There are also remission periods experienced by large amounts of individuals affected by the condition, where weeks and months can go by, with individuals experiencing little or very mild symptoms followed by periods where the symptoms are very intense known as flare-up periods. Children affected by Crohn’s Disease can also have their growth stunted, as the condition can limit the body from receiving vital nutrients.


The exact cause of Crohn’s Disease is unknown, however researchers believe a combination of factors may be behind it such as genetics, immune system, smoking and environmental factors. Diet is thought to be unrelated to an individual developing the disease, however there are certain dietary changes those affected by the disease can make, which has shown to reduce symptoms such as cutting back on dairy products.

Researchers think that Crohn’s may be linked to genetics because it occurs more frequently in some ethnic group than others. Smoking is also suspected because smokers are twice as likely to develop the disease than those who don’t, and furthermore smokers experience more severe symptoms that require surgery.

Environmental factors is also suspected since highest numbers occur in the developed parts of the world and the lowest amount occur in less developed countries such as those in Africa or Asia. Another correlation researchers have found is that Crohn has become more frequent from the 1950s suggesting it is something to do with modern western lifestyles.


There is currently no cure for the disease however treatments can subsidies the symptoms to a large degree. Initial treatment for the disease involves the use of steroid medication, known as corticosteroids, which help reduce inflammation. Further treatment is necessary if the condition flares up again when the dosage for the steroid medication is reduced. In such instances medication is prescribed to suppress the immune system, which are called immunosuppressants.

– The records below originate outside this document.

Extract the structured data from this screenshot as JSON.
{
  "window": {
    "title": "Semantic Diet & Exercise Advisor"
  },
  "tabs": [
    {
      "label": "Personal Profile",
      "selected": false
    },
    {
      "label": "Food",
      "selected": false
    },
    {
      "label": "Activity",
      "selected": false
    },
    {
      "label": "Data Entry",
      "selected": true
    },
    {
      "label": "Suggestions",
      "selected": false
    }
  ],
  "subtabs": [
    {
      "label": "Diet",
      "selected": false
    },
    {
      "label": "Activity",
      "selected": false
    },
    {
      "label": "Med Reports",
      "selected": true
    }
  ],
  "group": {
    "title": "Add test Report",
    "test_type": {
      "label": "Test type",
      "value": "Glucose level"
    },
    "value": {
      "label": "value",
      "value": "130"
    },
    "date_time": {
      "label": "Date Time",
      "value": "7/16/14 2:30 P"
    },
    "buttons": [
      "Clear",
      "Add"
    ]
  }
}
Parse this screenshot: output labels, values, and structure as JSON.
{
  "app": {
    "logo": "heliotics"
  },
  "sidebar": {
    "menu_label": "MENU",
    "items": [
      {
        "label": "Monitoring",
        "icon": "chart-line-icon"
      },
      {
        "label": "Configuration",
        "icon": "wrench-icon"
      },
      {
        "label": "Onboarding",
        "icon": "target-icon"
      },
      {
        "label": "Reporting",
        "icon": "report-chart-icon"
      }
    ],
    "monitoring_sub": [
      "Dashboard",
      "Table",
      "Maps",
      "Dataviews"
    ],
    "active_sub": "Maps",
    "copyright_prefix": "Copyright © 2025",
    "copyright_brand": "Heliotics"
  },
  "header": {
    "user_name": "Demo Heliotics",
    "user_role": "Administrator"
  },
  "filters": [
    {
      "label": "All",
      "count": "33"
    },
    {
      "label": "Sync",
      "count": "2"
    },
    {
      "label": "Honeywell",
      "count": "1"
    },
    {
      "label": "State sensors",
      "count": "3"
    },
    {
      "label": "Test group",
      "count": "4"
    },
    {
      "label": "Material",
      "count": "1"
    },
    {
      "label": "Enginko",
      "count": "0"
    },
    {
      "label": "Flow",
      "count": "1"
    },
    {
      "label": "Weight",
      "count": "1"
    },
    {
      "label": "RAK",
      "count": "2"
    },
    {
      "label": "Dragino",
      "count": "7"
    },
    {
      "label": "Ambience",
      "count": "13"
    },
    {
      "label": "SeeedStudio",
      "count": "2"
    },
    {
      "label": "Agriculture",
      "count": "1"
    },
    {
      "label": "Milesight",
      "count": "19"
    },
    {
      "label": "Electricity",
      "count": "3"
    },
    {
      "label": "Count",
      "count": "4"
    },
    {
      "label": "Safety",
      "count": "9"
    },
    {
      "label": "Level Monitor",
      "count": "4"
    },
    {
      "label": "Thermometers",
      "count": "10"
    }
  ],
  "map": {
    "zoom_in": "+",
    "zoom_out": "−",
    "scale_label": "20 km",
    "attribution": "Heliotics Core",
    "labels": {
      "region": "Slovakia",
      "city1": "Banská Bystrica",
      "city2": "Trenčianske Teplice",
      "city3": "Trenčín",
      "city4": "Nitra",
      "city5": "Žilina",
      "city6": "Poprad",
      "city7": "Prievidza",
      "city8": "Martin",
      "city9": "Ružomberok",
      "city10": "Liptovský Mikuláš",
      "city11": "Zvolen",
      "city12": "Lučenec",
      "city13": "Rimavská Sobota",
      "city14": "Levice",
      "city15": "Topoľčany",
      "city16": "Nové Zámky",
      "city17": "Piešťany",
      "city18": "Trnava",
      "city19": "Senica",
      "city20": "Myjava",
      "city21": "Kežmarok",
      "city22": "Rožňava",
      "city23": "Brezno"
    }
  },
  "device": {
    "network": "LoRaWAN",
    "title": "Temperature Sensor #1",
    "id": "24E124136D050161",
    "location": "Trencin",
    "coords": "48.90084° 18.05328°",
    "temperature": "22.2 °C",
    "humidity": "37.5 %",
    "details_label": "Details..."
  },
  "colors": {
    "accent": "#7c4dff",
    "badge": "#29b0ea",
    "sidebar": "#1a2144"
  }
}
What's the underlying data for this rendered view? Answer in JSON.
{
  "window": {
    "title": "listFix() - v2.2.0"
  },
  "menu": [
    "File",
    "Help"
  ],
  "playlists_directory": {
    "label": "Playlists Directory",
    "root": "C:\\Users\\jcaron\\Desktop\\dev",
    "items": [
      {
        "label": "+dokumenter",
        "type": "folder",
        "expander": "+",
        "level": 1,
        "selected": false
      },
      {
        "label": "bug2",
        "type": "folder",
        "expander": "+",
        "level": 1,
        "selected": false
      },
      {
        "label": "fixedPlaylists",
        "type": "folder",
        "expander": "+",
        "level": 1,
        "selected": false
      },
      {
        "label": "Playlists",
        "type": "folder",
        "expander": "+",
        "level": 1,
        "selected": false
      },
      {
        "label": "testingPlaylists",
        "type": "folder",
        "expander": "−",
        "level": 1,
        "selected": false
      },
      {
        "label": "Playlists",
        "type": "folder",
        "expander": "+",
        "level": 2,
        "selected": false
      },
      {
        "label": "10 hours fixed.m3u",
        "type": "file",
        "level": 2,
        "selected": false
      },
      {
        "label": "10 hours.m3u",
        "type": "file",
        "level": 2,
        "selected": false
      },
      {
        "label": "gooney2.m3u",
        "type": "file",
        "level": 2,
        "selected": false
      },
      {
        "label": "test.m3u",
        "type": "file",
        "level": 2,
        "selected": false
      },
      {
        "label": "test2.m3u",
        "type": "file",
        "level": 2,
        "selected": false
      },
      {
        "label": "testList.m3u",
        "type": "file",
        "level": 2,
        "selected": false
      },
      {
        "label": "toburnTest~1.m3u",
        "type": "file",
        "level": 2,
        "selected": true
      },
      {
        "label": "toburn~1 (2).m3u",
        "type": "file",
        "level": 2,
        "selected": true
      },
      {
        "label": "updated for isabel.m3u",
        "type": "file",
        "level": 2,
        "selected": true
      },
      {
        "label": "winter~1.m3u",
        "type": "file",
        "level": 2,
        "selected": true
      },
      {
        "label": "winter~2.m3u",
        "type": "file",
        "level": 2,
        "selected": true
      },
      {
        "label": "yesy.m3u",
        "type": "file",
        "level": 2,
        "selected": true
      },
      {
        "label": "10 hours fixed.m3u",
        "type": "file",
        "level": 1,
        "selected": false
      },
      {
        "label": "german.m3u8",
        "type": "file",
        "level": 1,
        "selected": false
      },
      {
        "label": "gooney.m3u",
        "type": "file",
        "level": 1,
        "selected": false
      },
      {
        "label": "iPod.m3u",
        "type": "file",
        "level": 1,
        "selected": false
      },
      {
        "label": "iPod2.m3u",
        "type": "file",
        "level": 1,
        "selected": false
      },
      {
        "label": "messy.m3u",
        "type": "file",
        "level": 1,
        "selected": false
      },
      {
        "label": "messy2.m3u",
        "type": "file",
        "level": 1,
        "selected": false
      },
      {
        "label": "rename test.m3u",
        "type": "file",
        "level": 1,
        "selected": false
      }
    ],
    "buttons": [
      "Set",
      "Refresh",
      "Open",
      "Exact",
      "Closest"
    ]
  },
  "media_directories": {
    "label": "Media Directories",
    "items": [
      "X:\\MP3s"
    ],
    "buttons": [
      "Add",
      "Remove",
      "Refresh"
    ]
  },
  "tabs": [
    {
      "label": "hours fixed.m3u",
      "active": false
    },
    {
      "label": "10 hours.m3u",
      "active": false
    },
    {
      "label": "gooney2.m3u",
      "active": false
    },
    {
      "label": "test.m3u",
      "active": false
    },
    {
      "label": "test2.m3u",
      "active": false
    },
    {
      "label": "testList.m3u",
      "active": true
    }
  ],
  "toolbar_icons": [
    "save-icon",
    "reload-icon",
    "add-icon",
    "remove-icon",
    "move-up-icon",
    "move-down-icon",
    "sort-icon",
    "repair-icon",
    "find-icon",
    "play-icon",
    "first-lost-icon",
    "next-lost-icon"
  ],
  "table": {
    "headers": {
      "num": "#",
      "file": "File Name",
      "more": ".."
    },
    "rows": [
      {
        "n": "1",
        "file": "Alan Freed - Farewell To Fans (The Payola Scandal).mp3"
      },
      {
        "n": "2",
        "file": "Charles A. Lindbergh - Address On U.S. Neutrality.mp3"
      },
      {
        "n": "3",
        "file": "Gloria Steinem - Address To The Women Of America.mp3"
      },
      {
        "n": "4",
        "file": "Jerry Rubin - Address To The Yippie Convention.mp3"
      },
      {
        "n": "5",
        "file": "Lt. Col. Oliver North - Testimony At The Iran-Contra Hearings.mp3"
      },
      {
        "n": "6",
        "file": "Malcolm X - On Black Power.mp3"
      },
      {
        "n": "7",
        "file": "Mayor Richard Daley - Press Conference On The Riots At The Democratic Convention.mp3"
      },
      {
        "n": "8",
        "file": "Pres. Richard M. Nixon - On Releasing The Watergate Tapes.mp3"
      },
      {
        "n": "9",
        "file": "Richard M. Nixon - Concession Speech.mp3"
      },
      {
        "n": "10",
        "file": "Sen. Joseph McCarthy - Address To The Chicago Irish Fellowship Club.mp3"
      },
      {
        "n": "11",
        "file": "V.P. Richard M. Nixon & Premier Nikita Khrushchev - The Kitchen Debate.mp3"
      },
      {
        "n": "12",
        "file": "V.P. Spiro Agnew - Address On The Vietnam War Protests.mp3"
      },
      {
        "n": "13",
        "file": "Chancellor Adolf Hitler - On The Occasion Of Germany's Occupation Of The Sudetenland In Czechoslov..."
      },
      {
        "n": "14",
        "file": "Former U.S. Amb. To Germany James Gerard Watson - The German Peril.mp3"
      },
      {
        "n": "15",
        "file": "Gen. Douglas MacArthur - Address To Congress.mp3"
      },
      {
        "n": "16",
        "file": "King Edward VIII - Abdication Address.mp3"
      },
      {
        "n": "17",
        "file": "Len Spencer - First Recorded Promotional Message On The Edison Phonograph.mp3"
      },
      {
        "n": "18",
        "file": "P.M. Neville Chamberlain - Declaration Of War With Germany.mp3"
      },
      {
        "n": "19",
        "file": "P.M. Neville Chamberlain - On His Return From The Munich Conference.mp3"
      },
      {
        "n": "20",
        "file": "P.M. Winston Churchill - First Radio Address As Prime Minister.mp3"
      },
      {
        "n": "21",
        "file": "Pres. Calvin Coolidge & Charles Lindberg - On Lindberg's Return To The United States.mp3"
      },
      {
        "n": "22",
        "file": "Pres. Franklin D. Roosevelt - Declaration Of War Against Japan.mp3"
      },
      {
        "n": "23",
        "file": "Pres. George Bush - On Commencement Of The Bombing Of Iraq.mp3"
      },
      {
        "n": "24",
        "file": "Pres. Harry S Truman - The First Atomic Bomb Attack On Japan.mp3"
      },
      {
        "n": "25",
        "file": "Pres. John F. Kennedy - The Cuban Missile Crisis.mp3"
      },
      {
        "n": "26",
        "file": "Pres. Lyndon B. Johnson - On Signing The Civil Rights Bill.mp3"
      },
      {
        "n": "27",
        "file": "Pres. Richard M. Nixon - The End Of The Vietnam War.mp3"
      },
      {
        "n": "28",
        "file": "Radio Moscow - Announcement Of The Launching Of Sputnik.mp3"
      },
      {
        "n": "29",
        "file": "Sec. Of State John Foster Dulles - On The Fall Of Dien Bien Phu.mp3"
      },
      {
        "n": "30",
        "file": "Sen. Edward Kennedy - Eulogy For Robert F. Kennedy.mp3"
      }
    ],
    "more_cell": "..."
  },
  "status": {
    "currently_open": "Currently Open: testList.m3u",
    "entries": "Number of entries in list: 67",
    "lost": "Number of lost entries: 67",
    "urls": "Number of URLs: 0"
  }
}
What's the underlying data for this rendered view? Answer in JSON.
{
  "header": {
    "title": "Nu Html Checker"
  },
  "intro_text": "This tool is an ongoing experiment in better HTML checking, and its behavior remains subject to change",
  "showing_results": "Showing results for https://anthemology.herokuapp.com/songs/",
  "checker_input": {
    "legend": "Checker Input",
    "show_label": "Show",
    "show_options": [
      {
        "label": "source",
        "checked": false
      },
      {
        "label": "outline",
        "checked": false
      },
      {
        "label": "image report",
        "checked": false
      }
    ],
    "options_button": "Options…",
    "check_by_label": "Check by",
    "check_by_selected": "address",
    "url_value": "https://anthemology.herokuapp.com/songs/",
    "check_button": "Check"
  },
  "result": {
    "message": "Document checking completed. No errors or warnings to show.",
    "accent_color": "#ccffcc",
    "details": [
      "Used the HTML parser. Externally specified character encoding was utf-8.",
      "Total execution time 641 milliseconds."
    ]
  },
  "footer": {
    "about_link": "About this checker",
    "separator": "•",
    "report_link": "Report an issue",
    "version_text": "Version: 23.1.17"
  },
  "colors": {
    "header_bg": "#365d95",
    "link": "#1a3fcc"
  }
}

In more severe cases, surgery is required to treat the disease. The type of surgery used is called ileostomy, where the colon is disconnected from the ileum and routed through a hole in the stomach, and all waste produced by the body is collected from an external bag. Many times, another surgery is performed at a later date that closes the hole and reattaches the ileum to the colon.